Aliens in their homeland

A high-ranking official of the now defunct National Alien Registration Authority (established in 2000 but merged with Nadra in 2015-2016) says the government never cancels anyone’s citizenship merely on the basis of the language they speak. “We asked people to bring proofs of their Pakistani citizenship – anything that could prove that they fulfilled the criteria as per the Pakistan Citizenship Act 1951. If they failed to do so, what else could we do if not cancel their citizenship,” he says, without wanting to be quoted by name because he works at a post in Nadra that does not authorise him to speak to journalists. The official concedes there could have been some mistakes and some legitimate citizens might have been wrongfully put in the “foreigners” list. But, he adds, these mistakes account for just 1% of all the cases concerning Bangalis in Karachi. Federal Interior Minister Chaudhry Nisar Ali Khan addressed a press conference in Islamabad on April 15 this year. The main thrust of his conversation at the event was citizenships.

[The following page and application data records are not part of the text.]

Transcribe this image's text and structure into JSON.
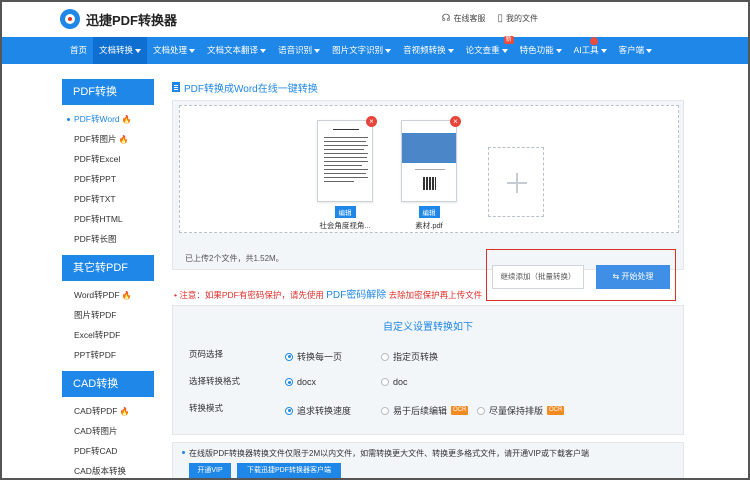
{
  "header": {
    "logo_text": "迅捷PDF转换器",
    "service_label": "在线客服",
    "myfiles_label": "我的文件"
  },
  "nav": {
    "items": [
      {
        "label": "首页"
      },
      {
        "label": "文档转换"
      },
      {
        "label": "文档处理"
      },
      {
        "label": "文档文本翻译"
      },
      {
        "label": "语音识别"
      },
      {
        "label": "图片文字识别"
      },
      {
        "label": "音视频转换"
      },
      {
        "label": "论文查重"
      },
      {
        "label": "特色功能"
      },
      {
        "label": "AI工具"
      },
      {
        "label": "客户端"
      }
    ],
    "new_badge": "新"
  },
  "sidebar": {
    "sections": [
      {
        "title": "PDF转换",
        "items": [
          "PDF转Word",
          "PDF转图片",
          "PDF转Excel",
          "PDF转PPT",
          "PDF转TXT",
          "PDF转HTML",
          "PDF转长图"
        ]
      },
      {
        "title": "其它转PDF",
        "items": [
          "Word转PDF",
          "图片转PDF",
          "Excel转PDF",
          "PPT转PDF"
        ]
      },
      {
        "title": "CAD转换",
        "items": [
          "CAD转PDF",
          "CAD转图片",
          "PDF转CAD",
          "CAD版本转换"
        ]
      }
    ]
  },
  "main": {
    "title": "PDF转换成Word在线一键转换",
    "files": [
      {
        "name": "社会角度视角...",
        "edit_label": "编辑"
      },
      {
        "name": "素材.pdf",
        "edit_label": "编辑"
      }
    ],
    "upload_status": "已上传2个文件，共1.52M。",
    "continue_label": "继续添加（批量转换）",
    "start_label": "开始处理",
    "notice_prefix": "注意：如果PDF有密码保护，请先使用",
    "notice_link": "PDF密码解除",
    "notice_suffix": "去除加密保护再上传文件",
    "settings_title": "自定义设置转换如下",
    "options": [
      {
        "label": "页码选择",
        "choices": [
          {
            "text": "转换每一页",
            "selected": true,
            "ocr": false
          },
          {
            "text": "指定页转换",
            "selected": false,
            "ocr": false
          }
        ]
      },
      {
        "label": "选择转换格式",
        "choices": [
          {
            "text": "docx",
            "selected": true,
            "ocr": false
          },
          {
            "text": "doc",
            "selected": false,
            "ocr": false
          }
        ]
      },
      {
        "label": "转换模式",
        "choices": [
          {
            "text": "追求转换速度",
            "selected": true,
            "ocr": false
          },
          {
            "text": "易于后续编辑",
            "selected": false,
            "ocr": true
          },
          {
            "text": "尽量保持排版",
            "selected": false,
            "ocr": true
          }
        ]
      }
    ],
    "ocr_label": "OCR",
    "footer_text": "在线版PDF转换器转换文件仅限于2M以内文件，如需转换更大文件、转换更多格式文件，请开通VIP或下载客户端",
    "vip_label": "开通VIP",
    "download_label": "下载迅捷PDF转换器客户端"
  },
  "colors": {
    "brand": "#1f87e8",
    "warning": "#e0312d",
    "ocr": "#f58b20"
  }
}
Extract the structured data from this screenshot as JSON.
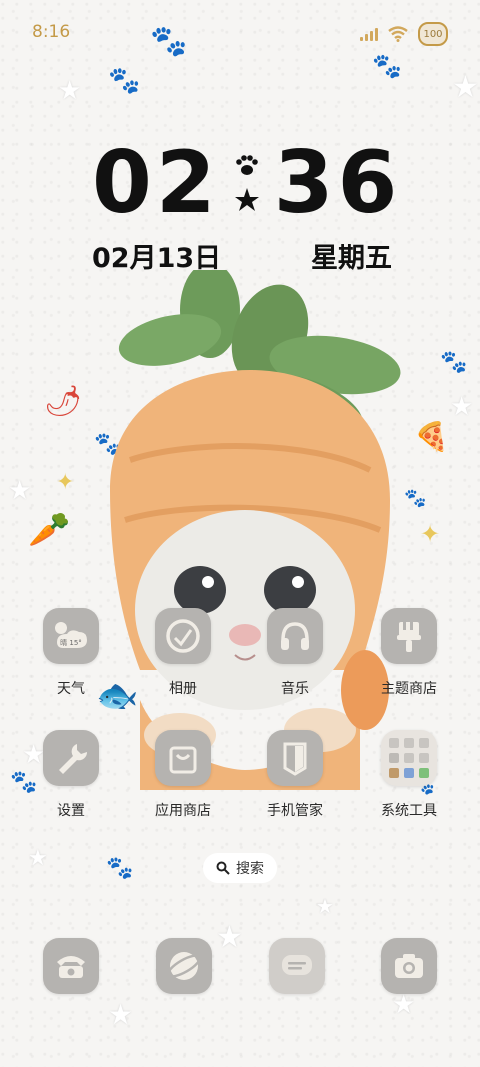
{
  "status_bar": {
    "time": "8:16",
    "battery": "100"
  },
  "clock": {
    "hours": "02",
    "minutes": "36",
    "date": "02月13日",
    "weekday": "星期五"
  },
  "apps": {
    "weather": {
      "label": "天气",
      "temp": "晴 15°"
    },
    "photos": {
      "label": "相册"
    },
    "music": {
      "label": "音乐"
    },
    "theme_store": {
      "label": "主题商店"
    },
    "settings": {
      "label": "设置"
    },
    "app_store": {
      "label": "应用商店"
    },
    "phone_manager": {
      "label": "手机管家"
    },
    "system_tools": {
      "label": "系统工具"
    }
  },
  "search": {
    "label": "搜索"
  },
  "dock": [
    "phone-icon",
    "browser-icon",
    "messages-icon",
    "camera-icon"
  ],
  "colors": {
    "status_accent": "#c49a48",
    "icon_bg": "#b5b3b0",
    "icon_glyph": "#f1ede6",
    "carrot_orange": "#f0b47a",
    "leaf_green": "#6d9b5a"
  }
}
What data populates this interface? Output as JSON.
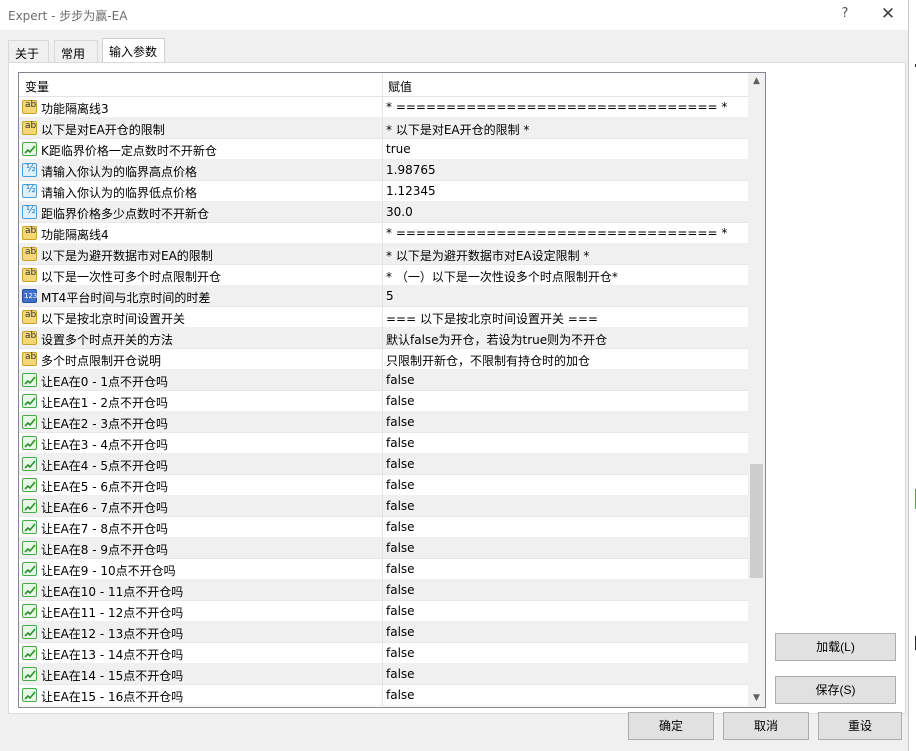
{
  "window": {
    "title": "Expert - 步步为赢-EA",
    "help": "?",
    "close": "✕"
  },
  "tabs": [
    {
      "label": "关于"
    },
    {
      "label": "常用"
    },
    {
      "label": "输入参数"
    }
  ],
  "table": {
    "col_variable": "变量",
    "col_value": "赋值",
    "rows": [
      {
        "icon": "string",
        "name": "功能隔离线3",
        "value": "* ================================ *"
      },
      {
        "icon": "string",
        "name": "以下是对EA开仓的限制",
        "value": "* 以下是对EA开仓的限制 *"
      },
      {
        "icon": "bool",
        "name": "K距临界价格一定点数时不开新仓",
        "value": "true"
      },
      {
        "icon": "double",
        "name": "请输入你认为的临界高点价格",
        "value": "1.98765"
      },
      {
        "icon": "double",
        "name": "请输入你认为的临界低点价格",
        "value": "1.12345"
      },
      {
        "icon": "double",
        "name": "距临界价格多少点数时不开新仓",
        "value": "30.0"
      },
      {
        "icon": "string",
        "name": "功能隔离线4",
        "value": "* ================================ *"
      },
      {
        "icon": "string",
        "name": "以下是为避开数据市对EA的限制",
        "value": "* 以下是为避开数据市对EA设定限制 *"
      },
      {
        "icon": "string",
        "name": "以下是一次性可多个时点限制开仓",
        "value": "* （一）以下是一次性设多个时点限制开仓*"
      },
      {
        "icon": "int",
        "name": "MT4平台时间与北京时间的时差",
        "value": "5"
      },
      {
        "icon": "string",
        "name": "以下是按北京时间设置开关",
        "value": "=== 以下是按北京时间设置开关 ==="
      },
      {
        "icon": "string",
        "name": "设置多个时点开关的方法",
        "value": "默认false为开仓，若设为true则为不开仓"
      },
      {
        "icon": "string",
        "name": "多个时点限制开仓说明",
        "value": "只限制开新仓，不限制有持仓时的加仓"
      },
      {
        "icon": "bool",
        "name": "让EA在0 - 1点不开仓吗",
        "value": "false"
      },
      {
        "icon": "bool",
        "name": "让EA在1 - 2点不开仓吗",
        "value": "false"
      },
      {
        "icon": "bool",
        "name": "让EA在2 - 3点不开仓吗",
        "value": "false"
      },
      {
        "icon": "bool",
        "name": "让EA在3 - 4点不开仓吗",
        "value": "false"
      },
      {
        "icon": "bool",
        "name": "让EA在4 - 5点不开仓吗",
        "value": "false"
      },
      {
        "icon": "bool",
        "name": "让EA在5 - 6点不开仓吗",
        "value": "false"
      },
      {
        "icon": "bool",
        "name": "让EA在6 - 7点不开仓吗",
        "value": "false"
      },
      {
        "icon": "bool",
        "name": "让EA在7 - 8点不开仓吗",
        "value": "false"
      },
      {
        "icon": "bool",
        "name": "让EA在8 - 9点不开仓吗",
        "value": "false"
      },
      {
        "icon": "bool",
        "name": "让EA在9 - 10点不开仓吗",
        "value": "false"
      },
      {
        "icon": "bool",
        "name": "让EA在10 - 11点不开仓吗",
        "value": "false"
      },
      {
        "icon": "bool",
        "name": "让EA在11 - 12点不开仓吗",
        "value": "false"
      },
      {
        "icon": "bool",
        "name": "让EA在12 - 13点不开仓吗",
        "value": "false"
      },
      {
        "icon": "bool",
        "name": "让EA在13 - 14点不开仓吗",
        "value": "false"
      },
      {
        "icon": "bool",
        "name": "让EA在14 - 15点不开仓吗",
        "value": "false"
      },
      {
        "icon": "bool",
        "name": "让EA在15 - 16点不开仓吗",
        "value": "false"
      }
    ]
  },
  "buttons": {
    "load": "加载(L)",
    "save": "保存(S)",
    "ok": "确定",
    "cancel": "取消",
    "reset": "重设"
  }
}
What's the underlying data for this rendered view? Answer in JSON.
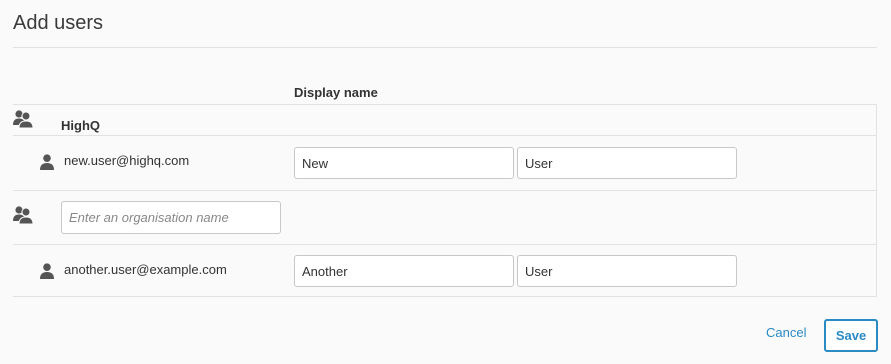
{
  "dialog": {
    "title": "Add users",
    "column_header": "Display name"
  },
  "groups": [
    {
      "icon": "group-icon",
      "organisation": "HighQ",
      "users": [
        {
          "icon": "user-icon",
          "email": "new.user@highq.com",
          "first_name": "New",
          "last_name": "User"
        }
      ]
    },
    {
      "icon": "group-icon",
      "organisation_placeholder": "Enter an organisation name",
      "organisation_value": "",
      "users": [
        {
          "icon": "user-icon",
          "email": "another.user@example.com",
          "first_name": "Another",
          "last_name": "User"
        }
      ]
    }
  ],
  "actions": {
    "cancel_label": "Cancel",
    "save_label": "Save"
  },
  "colors": {
    "accent": "#2a8ac4",
    "border": "#c8c8c8",
    "divider": "#e2e2e2",
    "background": "#fafafa",
    "icon": "#555555"
  }
}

He said the government had cancelled 174,184 CNICs because they belonged to people confirmed to be non-Pakistanis. Without specifying how many of these were possessed by the citizens of which country, he said that 3,641 foreigners had voluntarily retuned their Pakistani CNICs. These included Indians, Bangladeshis, Afghans and Iraqis.
Being a Bangali (in Pakistan) is not a crime, being a Bangladeshi (and illegally residing in the country) is
Khan also said the government had blocked a little over 350,000 CNICs in total. Out of these, he said, 125,000 were held by non-Afghans – suggesting that some of them might have been held by Bangalis, Burmese and Iranians living in Karachi. Other than the cancelled cards, the minister said, the remaining blocked cards were being unlocked for a period of 60 days during which time their holders could prove their citizenship. If they failed to do so they will be deemed as foreigners and their CNICs will be cancelled. The minister then listed documents that people can show to prove their citizenship – an attested document showing the purchase or ownership of a piece of land, no matter how small; a domicile certificate; an attested family tree issued by the revenue department; educational certificates; passport or identity card; arms license; or any other government-issued document, verified by the respective issuing authority. There is only one condition for the validity of these documents: they should have been issued before 1978. Back in Karachi, activists complain that an unknown number of cards remain blocked even when their holders have produced verified proofs of their Pakistani citizenship– as per the minister’s directions. Blocking and cancelling CNICs cannot rid the government of foreigners living in Pakistan, particularly Bangalis and Burmese in Karachi, says Rana Asif Habib, a Sindh High Court lawyer who also heads a Karachi-based non-profit organisation, the Initiator Human Development Foundation. These communities are present in the city in such large numbers that it is impossible to deport them all, he says. Pakistan, in fact, did try to deport thousands of people to Bangladesh in 1995-1996 but Bangladesh refused to take them back. Religious parties within Pakistan also strongly opposed the deportation. Habib, who also appears at the high court on behalf of individuals fighting citizenship cases, believes the government will sooner or later have to form a policy for accepting them as citizens of Pakistan. That policy should make a distinction between Bangalis and Bangladeshis. “Being a Bangali (in Pakistan) is not a crime, being a Bangladeshi (and illegally residing in the country) is,” he says.

The post has been amended from the original article published in the Dawn Herald's May 2017 issue under the headline Strangers in the house